My wife Sandy and I are avid sailors, although for many years we didn’t actually own a boat. To get our sailing fix, we simply chartered yachts in a variety of destinations. Typically, we would follow routes suggested by the charter company, always returning to the home marina within a week or two. And often, especially on our last day, our course would be directly into the wind, requiring us to beat, motor or both.
“Wouldn’t it be nice,” I often suggested, “to have our very own boat so we could have the freedom to just sail with the wind?”
Then one fine day, we came across a used boat for sale that piqued our interest. After scoping it out, we made an offer conditional on a successful sea trial and marine survey. All went well and after completing the paperwork, we became the proud owners of a cruising sailboat.
Wind Dancer lay in Ladysmith Harbour on Vancouver Island while our home marina was in Powell River on the BC mainland, about 60 nautical miles to the north. If the wind blew briskly from the south, we’d be home in a few days, allowing some time for sightseeing.
We spent our first day aboard Wind Dancer provisioning and planning routes, keeping in mind that we would only sail with the wind. The next morning, following a joyous christening, we began our maiden voyage by motoring out of the harbour into dead-calm conditions.
The nearest land was Thetis Island, where we dropped the hook in Preedy Harbour and explored the grounds of Capernway Retreat: 97 acres of woods, meadows and seashore. We spent about an hour on an elevated point, admiring the well-protected harbour and, of course, our very own boat bobbing gently in the quiet anchorage. Had the wind been suitable for sailing, we likely never would have discovered this enchanting setting. Chalk one up for no wind.
Getting under way the following day, we eagerly hoisted our sails to run with a faint northerly. But the southerly current had other ideas, resulting in zero headway. After an hour of senseless flopping about, we motored the short distance to Chemainus, a charming Vancouver Island town with the world’s largest outdoor art gallery – 33 colourful murals painted on business establishments – and a jolly good ice cream shop to boot. Another fortuitous encounter, again the result of no wind.
I was beginning to think, somewhat radically, that sailors can have a good time, even without wind. Or to put it another way, it’s not the journey that matters, it’s the destination. Did I get that right?
In two days, we had traveled a total of eight miles, all under power. Our idyllic notion of sailing with the wind was clearly responsible for our mollusk-like pace: at this rate, we might make it home within the year. Our feeble efforts to rely solely on wind power gave us renewed appreciation for the achievements of legendary sailors Lin and Larry Pardey, who circumnavigated the globe in both directions without auxiliary power. I can only imagine the exhilaration they must have felt being whisked along by consistent trade winds.
Our plight was more akin to early sailors stalled in the horse latitudes, having to throw livestock overboard to save provisions.

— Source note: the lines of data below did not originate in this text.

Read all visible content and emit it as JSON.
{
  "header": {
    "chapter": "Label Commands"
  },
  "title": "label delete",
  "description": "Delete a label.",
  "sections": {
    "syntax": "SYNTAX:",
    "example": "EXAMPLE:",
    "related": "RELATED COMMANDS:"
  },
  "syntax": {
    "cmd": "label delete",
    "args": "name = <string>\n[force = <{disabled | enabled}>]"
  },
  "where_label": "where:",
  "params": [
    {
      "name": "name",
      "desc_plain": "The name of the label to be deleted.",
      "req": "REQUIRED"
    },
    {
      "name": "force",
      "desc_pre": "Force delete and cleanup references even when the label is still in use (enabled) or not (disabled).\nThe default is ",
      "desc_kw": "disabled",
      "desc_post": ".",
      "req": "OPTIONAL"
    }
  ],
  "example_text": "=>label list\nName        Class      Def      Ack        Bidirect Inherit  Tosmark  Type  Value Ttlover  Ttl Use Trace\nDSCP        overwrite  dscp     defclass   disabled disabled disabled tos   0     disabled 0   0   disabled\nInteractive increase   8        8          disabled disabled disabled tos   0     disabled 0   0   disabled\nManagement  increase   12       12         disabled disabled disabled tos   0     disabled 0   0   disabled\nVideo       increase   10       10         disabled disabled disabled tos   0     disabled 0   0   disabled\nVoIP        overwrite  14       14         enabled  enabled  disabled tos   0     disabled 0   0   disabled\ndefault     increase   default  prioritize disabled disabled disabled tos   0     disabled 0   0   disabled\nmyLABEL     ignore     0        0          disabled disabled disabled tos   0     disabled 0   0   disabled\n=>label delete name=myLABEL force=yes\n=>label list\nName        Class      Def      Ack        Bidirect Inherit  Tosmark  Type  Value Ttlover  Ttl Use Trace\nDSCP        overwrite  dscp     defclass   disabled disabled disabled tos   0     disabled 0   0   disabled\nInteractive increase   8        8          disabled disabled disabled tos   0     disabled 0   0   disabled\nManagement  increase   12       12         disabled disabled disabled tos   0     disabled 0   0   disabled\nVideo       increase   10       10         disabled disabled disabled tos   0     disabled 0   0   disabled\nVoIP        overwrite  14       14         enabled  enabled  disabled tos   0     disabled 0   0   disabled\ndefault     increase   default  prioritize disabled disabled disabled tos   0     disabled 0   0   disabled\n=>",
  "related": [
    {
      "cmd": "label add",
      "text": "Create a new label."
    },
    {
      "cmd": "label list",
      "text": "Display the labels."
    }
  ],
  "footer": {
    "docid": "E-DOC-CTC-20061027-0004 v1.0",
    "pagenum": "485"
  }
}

We weren’t quite that desperate just yet, but you get my drift…oops, bad choice of words!
Hooray! On the third day, a northerly perked up to about 10 knots, encouraging us to head south wing-on-wing into Sansum Narrows, an S-shaped channel that leads to Cowichan Bay. When we made our first turn, the prevailing wind shifted directly onto our bow, prompting a U-turn which would have taken us back to the spot where the wind would dictate another 180. Had we adhered to our sail-with-the-wind rule, we might still be frolicking in the narrows.
Furling the sails, we motored to Dungeness Marina in Cowichan, where Sandy and I discussed the need for a change of mindset. We concluded that sailing only with the wind depends on at least two factors: infinite patience and the degree of urgency to get someplace…like home. If our boat was our home, we would only have one factor to consider – and in my case, that’s the deal-breaker. Patience is not my strong suit – whenever our speed drops below two knots, I reach for the ignition key.
To this day, like most sailors, we still prefer to sail with the wind at our backs. But now and again, we find ourselves beating, motoring or both, just as we did in our chartering days, to reach a destination. Doing just that, we finally made it home to Powell River in a few more days. Obviously, the Greek god of the south wind, Notus, was busy elsewhere during our voyage.
Photo 1 – Wind Dancer…sailing downwind.
Photo 2 – The author and wife Sandy aboard Wind Dancer.